Charlene: “Define “Servant Leadership” in your own words”
Shane: “Servant Leadership becomes increasingly important as you get higher in an organization. To me it means you align your leadership style and actions so everything that you do is for the purpose of supporting the organization and its stakeholders. Servant Leadership is looking at your organization and supporting it as an entity that is going to continue to evolve after you are no longer the leader. The leader has to look after its best interest and long-term growth. It is certainly the leadership style that I strive for and it is important for long term success for any organization.”
Charlene: “As a professional - what do you think are the emerging technologies over the next 5 years?”
Shane: “Our industry is focusing on several emerging technologies. One perpetual trend is increasing circuit density. The processes to create and deliver increased circuit density is going to continue to evolve. Another trend is the hybridization of printing technology and circuity formation. We can casually term it “printed electronics.” There is an application gap between traditional printed electronics, PCBs, and other types of circuity, and that gap will start to close over time. The evolution of new materials will support increased digital speeds and improve RF/microwave performance. Adding to that will be the integration of connectors, cables, and components to move signals faster, reduce the size, and use less power. The evolution of the cohesive approach to design at the appliance level will continue to push this technology forward.”
Download this 16-page booklet and your students will have a resource that explains the basics of electronics terminology. This resource helps students identify components, understand polarity, value, tolerances, and explains the differences between through-hole and surface-mount components.

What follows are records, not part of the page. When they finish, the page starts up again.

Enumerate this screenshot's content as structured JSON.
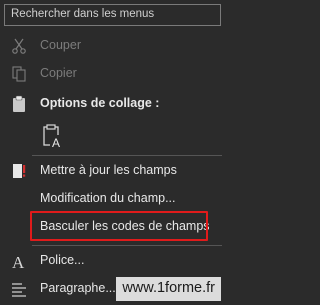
{
  "search": {
    "placeholder": "Rechercher dans les menus"
  },
  "items": {
    "cut": {
      "label": "Couper"
    },
    "copy": {
      "label": "Copier"
    },
    "paste_options": {
      "label": "Options de collage :"
    },
    "update_fields": {
      "label": "Mettre à jour les champs"
    },
    "edit_field": {
      "label": "Modification du champ..."
    },
    "toggle_codes": {
      "label": "Basculer les codes de champs"
    },
    "font": {
      "label": "Police..."
    },
    "paragraph": {
      "label": "Paragraphe..."
    }
  },
  "watermark": {
    "text": "www.1forme.fr"
  },
  "colors": {
    "background": "#2b2b2b",
    "highlight": "#e01b1b",
    "text": "#e8e8e8",
    "disabled": "#7c7c7c"
  }
}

Don't miss out on this simple reference tool for learning the terminology of electronics design and manufacturing. Click here to get your guide!